═══ Supplied entries ═══

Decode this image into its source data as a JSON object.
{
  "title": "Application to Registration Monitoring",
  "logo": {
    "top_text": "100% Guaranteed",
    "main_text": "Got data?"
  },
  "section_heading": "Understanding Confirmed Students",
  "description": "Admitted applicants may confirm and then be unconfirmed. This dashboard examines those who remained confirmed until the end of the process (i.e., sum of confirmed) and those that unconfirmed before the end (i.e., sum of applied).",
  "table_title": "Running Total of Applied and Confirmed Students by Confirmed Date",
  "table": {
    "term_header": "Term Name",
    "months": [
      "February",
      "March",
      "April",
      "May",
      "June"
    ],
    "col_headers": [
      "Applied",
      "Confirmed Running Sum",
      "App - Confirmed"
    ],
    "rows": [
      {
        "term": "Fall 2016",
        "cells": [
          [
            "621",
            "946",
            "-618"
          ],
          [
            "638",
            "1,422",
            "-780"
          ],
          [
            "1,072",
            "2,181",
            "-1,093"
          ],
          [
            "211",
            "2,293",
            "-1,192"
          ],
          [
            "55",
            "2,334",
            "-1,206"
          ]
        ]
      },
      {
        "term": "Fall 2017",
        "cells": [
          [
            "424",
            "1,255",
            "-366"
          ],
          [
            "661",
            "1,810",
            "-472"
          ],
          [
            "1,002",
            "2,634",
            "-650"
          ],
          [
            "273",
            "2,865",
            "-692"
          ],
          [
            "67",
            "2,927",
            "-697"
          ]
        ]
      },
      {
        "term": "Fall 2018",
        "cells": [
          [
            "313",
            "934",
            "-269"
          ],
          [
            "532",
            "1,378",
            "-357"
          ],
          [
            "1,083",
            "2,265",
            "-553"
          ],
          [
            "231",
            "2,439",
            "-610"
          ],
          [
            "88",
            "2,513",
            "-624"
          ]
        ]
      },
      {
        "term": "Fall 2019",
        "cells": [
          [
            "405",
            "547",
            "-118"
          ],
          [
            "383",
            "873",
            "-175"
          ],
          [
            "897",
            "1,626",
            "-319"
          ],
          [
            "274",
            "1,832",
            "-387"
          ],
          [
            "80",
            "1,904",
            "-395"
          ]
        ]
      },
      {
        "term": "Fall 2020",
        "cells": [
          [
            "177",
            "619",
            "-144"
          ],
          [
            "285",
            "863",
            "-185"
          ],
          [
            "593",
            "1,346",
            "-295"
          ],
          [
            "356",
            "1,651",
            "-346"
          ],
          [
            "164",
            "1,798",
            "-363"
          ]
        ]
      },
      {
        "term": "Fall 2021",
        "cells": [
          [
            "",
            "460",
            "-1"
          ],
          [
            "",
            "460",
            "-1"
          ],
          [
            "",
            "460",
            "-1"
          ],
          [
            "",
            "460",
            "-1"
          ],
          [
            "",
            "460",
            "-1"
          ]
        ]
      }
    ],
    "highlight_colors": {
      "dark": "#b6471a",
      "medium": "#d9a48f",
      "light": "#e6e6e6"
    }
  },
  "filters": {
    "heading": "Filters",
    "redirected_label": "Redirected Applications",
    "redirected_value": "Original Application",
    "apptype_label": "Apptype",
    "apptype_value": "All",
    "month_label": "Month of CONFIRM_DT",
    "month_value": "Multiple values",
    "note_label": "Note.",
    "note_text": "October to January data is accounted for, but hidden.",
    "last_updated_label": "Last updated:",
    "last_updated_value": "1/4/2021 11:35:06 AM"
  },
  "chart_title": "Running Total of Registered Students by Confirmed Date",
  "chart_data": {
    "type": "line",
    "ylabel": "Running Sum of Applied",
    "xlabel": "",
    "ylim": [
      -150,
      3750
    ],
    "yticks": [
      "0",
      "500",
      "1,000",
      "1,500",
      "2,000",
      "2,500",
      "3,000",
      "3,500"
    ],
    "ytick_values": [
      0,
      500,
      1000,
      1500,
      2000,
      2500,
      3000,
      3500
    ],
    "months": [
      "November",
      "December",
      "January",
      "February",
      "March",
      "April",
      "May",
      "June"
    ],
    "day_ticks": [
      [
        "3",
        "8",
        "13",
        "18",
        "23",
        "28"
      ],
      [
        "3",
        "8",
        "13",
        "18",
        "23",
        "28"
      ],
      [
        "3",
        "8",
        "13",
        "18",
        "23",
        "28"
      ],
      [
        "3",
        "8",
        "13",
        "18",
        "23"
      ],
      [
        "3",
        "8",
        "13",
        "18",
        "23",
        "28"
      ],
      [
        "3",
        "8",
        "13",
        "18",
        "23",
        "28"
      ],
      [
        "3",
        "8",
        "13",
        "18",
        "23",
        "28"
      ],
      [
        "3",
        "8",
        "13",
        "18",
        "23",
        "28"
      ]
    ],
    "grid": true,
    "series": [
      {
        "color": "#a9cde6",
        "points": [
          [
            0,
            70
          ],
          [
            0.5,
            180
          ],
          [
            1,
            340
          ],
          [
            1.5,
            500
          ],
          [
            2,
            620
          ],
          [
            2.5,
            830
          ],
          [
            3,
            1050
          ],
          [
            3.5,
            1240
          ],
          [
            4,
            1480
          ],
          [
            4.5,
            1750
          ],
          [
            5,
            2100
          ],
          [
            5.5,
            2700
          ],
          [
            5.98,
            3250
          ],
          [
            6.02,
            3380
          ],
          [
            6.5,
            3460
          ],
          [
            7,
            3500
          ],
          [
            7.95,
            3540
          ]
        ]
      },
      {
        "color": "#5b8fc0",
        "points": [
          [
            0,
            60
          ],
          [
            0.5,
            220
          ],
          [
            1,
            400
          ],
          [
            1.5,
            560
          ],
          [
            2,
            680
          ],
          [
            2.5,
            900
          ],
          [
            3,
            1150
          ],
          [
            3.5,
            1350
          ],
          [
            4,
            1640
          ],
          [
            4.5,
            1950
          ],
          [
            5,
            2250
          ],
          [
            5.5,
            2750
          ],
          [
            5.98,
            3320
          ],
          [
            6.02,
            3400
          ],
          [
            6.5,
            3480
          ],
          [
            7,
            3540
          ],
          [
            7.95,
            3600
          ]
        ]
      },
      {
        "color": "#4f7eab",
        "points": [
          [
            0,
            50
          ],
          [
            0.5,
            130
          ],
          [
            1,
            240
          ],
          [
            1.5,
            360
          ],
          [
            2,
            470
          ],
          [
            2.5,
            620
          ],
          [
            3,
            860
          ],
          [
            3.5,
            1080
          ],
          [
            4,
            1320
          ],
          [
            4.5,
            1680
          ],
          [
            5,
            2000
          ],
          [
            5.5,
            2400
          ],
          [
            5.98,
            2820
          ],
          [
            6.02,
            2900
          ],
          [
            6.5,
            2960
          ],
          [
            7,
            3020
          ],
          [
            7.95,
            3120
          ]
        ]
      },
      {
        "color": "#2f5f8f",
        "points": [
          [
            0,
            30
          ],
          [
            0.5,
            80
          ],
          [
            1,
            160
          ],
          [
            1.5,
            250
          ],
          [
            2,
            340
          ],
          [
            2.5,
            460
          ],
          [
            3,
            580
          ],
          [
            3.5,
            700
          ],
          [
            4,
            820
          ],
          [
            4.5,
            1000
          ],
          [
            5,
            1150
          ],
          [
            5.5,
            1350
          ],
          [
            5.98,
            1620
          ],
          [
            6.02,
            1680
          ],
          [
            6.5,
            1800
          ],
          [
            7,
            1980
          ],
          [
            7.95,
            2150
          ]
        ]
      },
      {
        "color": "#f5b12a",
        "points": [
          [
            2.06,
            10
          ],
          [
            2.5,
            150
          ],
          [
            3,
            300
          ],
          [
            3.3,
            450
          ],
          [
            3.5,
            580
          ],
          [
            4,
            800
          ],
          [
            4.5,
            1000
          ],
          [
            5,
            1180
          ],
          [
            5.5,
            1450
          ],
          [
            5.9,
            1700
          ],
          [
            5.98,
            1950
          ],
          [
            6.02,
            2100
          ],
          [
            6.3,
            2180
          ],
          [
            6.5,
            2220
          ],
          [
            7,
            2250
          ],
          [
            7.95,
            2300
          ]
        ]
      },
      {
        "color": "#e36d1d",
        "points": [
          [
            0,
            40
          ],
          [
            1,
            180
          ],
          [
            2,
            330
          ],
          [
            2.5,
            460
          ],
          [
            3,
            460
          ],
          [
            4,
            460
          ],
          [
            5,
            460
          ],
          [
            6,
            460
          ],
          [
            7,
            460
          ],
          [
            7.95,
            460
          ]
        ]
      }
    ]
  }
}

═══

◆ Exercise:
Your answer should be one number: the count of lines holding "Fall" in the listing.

◆ Result:
6